(SUPPLIED RECORDS begins)

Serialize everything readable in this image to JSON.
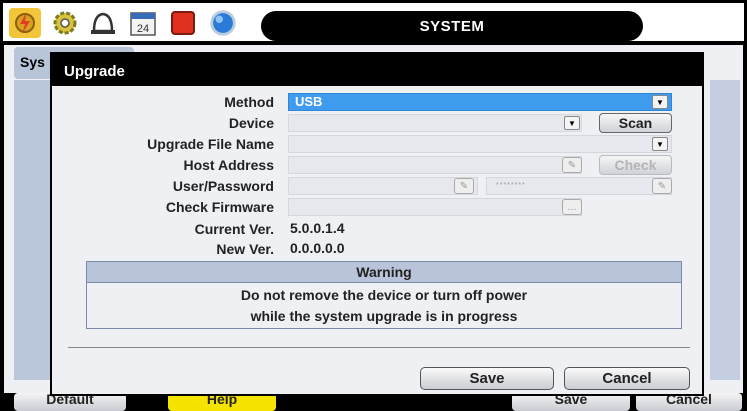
{
  "header": {
    "title": "SYSTEM",
    "icons": [
      "lightning-gear-icon",
      "gear-icon",
      "bell-icon",
      "calendar-icon",
      "record-icon",
      "network-globe-icon"
    ],
    "calendar_number": "24"
  },
  "background": {
    "tab_label": "Sys",
    "bottom_buttons": [
      "Default",
      "Help",
      "Save",
      "Cancel"
    ]
  },
  "dialog": {
    "title": "Upgrade",
    "fields": {
      "method_label": "Method",
      "method_value": "USB",
      "device_label": "Device",
      "device_scan_button": "Scan",
      "file_name_label": "Upgrade File Name",
      "host_address_label": "Host Address",
      "host_check_button": "Check",
      "user_password_label": "User/Password",
      "password_mask": "********",
      "check_firmware_label": "Check Firmware",
      "current_ver_label": "Current Ver.",
      "current_ver_value": "5.0.0.1.4",
      "new_ver_label": "New Ver.",
      "new_ver_value": "0.0.0.0.0"
    },
    "warning": {
      "heading": "Warning",
      "line1": "Do not remove the device or turn off power",
      "line2": "while the system upgrade is in progress"
    },
    "buttons": {
      "save": "Save",
      "cancel": "Cancel"
    }
  },
  "colors": {
    "selected_field": "#3e9bee",
    "title_bar": "#000000",
    "panel": "#eef0f4",
    "warning_header": "#b9c4da",
    "help_button": "#f5e400"
  }
}
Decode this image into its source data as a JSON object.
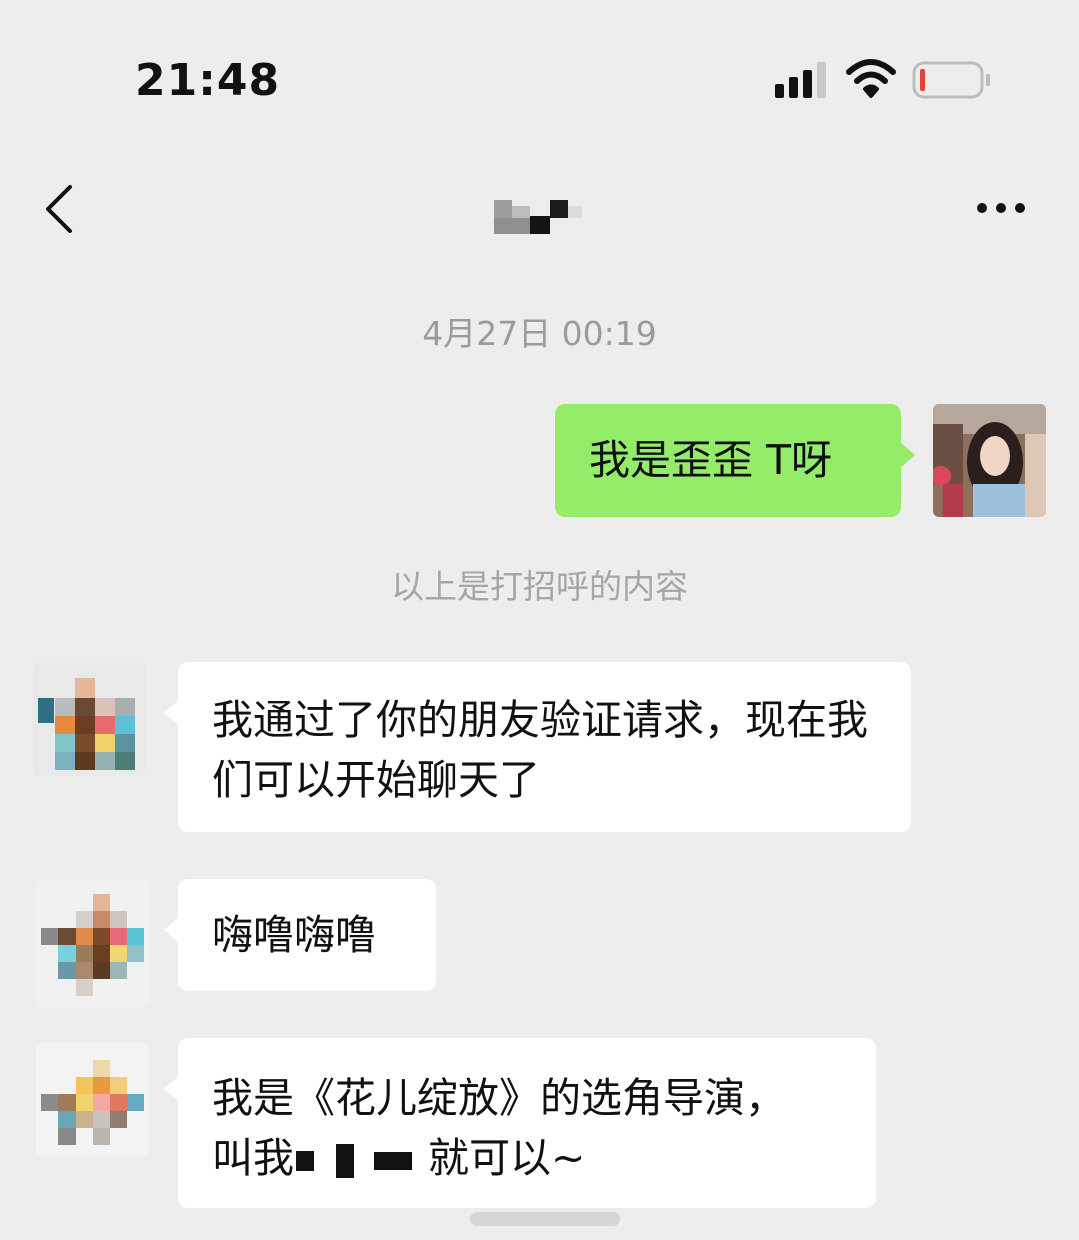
{
  "status_bar": {
    "time": "21:48",
    "signal_icon": "cellular-signal-icon",
    "wifi_icon": "wifi-icon",
    "battery_icon": "battery-low-icon",
    "battery_level": 0.06,
    "battery_color": "#e5413a"
  },
  "nav": {
    "back_icon": "chevron-left-icon",
    "more_icon": "more-dots-icon"
  },
  "chat": {
    "timestamp": "4月27日 00:19",
    "sent_message": "我是歪歪 T呀",
    "system_notice": "以上是打招呼的内容",
    "received_messages": [
      {
        "text": "我通过了你的朋友验证请求，现在我们可以开始聊天了"
      },
      {
        "text": "嗨噜嗨噜"
      },
      {
        "line1": "我是《花儿绽放》的选角导演，",
        "line2_prefix": "叫我",
        "line2_suffix": "就可以~"
      }
    ]
  },
  "colors": {
    "background": "#ededed",
    "sent_bubble": "#95ec69",
    "received_bubble": "#ffffff",
    "muted_text": "#9b9b9b"
  }
}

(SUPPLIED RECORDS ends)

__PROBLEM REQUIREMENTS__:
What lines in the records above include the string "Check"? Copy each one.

__RESPONSE TO THE TASK__:
      "host_check_button": "Check",
      "check_firmware_label": "Check Firmware",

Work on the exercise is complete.